Sources, their use in forming arguments, and their analysis, are central to history subjects. Therefore, it is of the utmost importance that you learn what they are and in what forms they come.
A source is something that provides information about the historical topic you are studying. They can either be written (e.g. books or websites), or non-written (e.g. photographs or artefacts).
No matter what you're doing in History, you will use sources. This could be simply learning information from a textbook or website, or actually looking at ancient artefacts made in the past. Either way, they provide information about the past and are considered 'sources of information'.
There are two kinds of sources: primary and secondary.
The main difference between a primary and a secondary source is when they were made. In order to determine whether a particular sources is a primary or secondary source, you need to discover its time of creation.
Primary sources were made during the historical period that is being investigated. These are often the hardest to find but, as a result, are often the strongest evidence you can use in your assessment pieces.
There are many different types of primary evidence:
Secondary sources were made after the time period you are investigating. As you progress as a History student, you will start to find that some secondary sources are better than others. As a general rule, value secondary sources that are created by scholars, as they are usually more reliable.
Like primary sources, secondary sources come in different types:
Demonstrating source kind and type in your writing:
The Gallic Wars is a firsthand, written account of Julius Caesar’s invasion of Gaul.

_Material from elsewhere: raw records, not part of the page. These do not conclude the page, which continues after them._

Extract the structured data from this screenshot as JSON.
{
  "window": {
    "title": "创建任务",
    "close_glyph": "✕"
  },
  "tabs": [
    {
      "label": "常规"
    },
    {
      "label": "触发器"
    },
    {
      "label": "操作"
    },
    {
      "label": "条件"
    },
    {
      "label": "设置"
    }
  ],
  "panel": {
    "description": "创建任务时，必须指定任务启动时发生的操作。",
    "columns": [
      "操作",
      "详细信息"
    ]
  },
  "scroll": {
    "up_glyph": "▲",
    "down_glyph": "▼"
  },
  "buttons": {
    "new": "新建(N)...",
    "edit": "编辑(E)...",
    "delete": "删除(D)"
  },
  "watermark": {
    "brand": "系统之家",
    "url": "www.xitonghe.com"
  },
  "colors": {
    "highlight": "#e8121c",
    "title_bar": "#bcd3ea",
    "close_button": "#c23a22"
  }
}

In a series of letters written in 1914 to the Russian Tsar, German Kaiser Wilhelm II wrote that “the responsibility for the disaster which is now threatening the whole civilised world will not lie at my door” (1914, n.p.).